That, in turn, has prompted a healthy examination of programs and ministries vital to the mission of his nonprofit. One of those was a “micro-enterprise program” that helped local citizens with limited financial resources get loans from banks to fund small start-up businesses. When participants began defaulting on their loans, it became clear to Catholic Charities that the micro-enterprise model was not working, and the board decided to find out why through a special evaluation committee it created. Using impact measures provided by Catholic Standards for Excellence, the panel concluded that while the lending part of the program was broken, the educational component—which taught business skills and the value of entrepreneurship to individuals—was not, and recommended that it be continued. Without the board’s hard work and honest assessment, Gorman concedes, the entire program, in all likelihood, would have been scuttled.

At many parishes and dioceses around the country, Catholic Standards for Excellence has prompted a healthy assessment of entrenched ways of doing business—and set the stage for change. In Gary, Ind., the first diocese in the United States to introduce Catholic Standards for Excellence, a study by the University of Notre Dame found that many of the 70 parishes were feeling the program’s impact. There was a statistically significant change in attitude toward the program’s guiding principles, which covered such bases as governance and advisory bodies; conflict of interest, both financial and legal; and openness. One pastor commented, “We’ve been able to use the standards to resolve disputes and provide clarifications on important policies. Things that once looked arbitrary are now viewable in a new light.”

While many factors go into averting the kind of in-house financial breach that shook the Archdiocese of Philadelphia, there is no denying that the myriad controls, procedures and oversight provided by Catholic Standards for Excellence can provide a strong protective bulwark, and are a worthy first step toward preventing such crises in the future.

Thomas J. Healey is a retired partner of Goldman Sachs and currently a senior fellow at Harvard’s Kennedy School of Government. He served as assistant secretary of the treasury under President Reagan and is a founding member of the National Leadership Roundtable on Church Management. Michael Brough is director of strategic engagement with the National Leadership Roundtable on Church Management and works with dioceses, parishes and nonprofit organizations implementing Catholic Standards for Excellence .

Comments

Tim O'Leary | 8/10/2013 - 3:38pm

An excellent way to provide potential donors the confidence that the financials will be well handled. I would say that another risk to charitable contributions we have today is the class action types of lawsuits for the child abuse handling mistakes of the past. It is prudent that institutional structures be put in place to protect any new charitable contributions from past mistakes, so that they go to the truly needy today and not into the wallets of the already very rich lawyers.

Michael Barberi | 8/8/2013 - 9:15pm

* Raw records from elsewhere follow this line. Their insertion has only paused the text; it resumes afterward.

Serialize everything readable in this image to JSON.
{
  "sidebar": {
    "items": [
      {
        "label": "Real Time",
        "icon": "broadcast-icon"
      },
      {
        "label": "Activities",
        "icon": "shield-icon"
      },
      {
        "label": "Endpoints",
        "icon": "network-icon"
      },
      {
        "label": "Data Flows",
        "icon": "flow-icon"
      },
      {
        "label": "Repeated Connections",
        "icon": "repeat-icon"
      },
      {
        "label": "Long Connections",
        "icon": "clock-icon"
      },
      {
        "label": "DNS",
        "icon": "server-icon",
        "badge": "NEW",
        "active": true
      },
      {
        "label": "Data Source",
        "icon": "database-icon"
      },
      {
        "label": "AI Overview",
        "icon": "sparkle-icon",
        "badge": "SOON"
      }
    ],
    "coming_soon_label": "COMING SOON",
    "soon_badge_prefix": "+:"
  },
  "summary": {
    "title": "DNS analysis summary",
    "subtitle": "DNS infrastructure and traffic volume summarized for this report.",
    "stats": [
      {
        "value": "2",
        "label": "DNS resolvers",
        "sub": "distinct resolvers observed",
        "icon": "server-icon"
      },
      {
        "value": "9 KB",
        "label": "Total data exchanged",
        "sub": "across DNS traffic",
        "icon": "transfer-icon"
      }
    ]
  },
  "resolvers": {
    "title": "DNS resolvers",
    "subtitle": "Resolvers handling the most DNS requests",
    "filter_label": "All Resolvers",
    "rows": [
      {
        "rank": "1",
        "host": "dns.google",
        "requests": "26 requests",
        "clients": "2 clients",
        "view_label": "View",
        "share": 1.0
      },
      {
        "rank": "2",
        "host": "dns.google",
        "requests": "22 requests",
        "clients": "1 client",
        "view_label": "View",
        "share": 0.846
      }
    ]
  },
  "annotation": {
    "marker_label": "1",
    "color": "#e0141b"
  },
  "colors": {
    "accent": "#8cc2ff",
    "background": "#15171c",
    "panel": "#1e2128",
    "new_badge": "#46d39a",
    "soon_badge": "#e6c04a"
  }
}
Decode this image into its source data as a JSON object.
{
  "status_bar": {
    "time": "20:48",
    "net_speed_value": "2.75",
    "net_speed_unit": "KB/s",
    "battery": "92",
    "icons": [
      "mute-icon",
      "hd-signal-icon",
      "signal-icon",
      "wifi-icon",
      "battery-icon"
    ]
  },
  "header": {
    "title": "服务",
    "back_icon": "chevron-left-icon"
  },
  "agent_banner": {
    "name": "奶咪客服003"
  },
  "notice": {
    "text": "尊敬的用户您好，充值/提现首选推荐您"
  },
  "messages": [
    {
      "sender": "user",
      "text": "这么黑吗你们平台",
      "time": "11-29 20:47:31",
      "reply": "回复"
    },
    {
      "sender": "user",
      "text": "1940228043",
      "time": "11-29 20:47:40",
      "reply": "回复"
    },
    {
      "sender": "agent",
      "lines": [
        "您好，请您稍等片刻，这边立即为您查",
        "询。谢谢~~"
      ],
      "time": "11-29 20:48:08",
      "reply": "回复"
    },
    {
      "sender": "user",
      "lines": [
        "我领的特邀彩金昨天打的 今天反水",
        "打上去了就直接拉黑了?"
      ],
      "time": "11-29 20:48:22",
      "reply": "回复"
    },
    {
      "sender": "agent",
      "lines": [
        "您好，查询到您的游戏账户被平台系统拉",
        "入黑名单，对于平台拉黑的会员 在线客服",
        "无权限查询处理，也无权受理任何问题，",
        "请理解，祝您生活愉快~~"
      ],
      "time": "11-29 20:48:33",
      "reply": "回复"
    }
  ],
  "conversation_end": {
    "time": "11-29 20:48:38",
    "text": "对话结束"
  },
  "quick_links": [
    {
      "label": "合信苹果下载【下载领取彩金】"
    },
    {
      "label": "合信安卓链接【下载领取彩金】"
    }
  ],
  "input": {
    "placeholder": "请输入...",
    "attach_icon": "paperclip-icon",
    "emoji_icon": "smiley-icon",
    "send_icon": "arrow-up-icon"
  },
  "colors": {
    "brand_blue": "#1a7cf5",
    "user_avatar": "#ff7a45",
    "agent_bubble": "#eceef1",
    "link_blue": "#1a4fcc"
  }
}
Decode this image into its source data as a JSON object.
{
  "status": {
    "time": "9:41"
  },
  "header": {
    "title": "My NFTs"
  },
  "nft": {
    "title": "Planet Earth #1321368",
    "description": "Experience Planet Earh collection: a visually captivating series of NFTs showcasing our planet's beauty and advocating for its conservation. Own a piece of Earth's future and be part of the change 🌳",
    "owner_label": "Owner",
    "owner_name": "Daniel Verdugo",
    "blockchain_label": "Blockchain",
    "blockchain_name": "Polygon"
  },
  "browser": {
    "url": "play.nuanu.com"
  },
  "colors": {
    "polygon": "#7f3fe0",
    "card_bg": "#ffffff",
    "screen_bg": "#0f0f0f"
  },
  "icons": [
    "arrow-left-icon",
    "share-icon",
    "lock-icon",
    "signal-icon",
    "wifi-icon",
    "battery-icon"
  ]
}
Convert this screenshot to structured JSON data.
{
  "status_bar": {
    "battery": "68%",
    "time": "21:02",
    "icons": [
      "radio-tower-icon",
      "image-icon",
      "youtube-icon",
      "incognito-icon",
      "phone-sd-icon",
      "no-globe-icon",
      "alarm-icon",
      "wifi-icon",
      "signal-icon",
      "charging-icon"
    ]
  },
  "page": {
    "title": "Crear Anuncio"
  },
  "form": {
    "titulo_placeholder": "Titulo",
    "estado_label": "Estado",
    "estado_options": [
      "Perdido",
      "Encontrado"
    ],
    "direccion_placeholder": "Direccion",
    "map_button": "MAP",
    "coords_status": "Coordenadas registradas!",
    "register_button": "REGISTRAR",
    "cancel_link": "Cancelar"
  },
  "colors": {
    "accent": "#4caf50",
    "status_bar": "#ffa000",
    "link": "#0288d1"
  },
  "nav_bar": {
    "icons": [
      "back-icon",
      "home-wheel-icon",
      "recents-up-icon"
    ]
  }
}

A most prudent decision to involve the expertise of lay people and to institute the concept of best practices. This finally came about due to an honest evaluation of the many problems facing the Church.

Now, all that is needed is for the Church to address another of its major problems, namely, the profound contradictions between the advice given in pastoral counseling sessions to the laity by priests, and Magisterial teachings as evidenced by the significant percentages of all priests, in particular younger priests, who disagree with many Church teachings as reported by the 1994 and 2002 LA Times Surveys of U.S. Priests.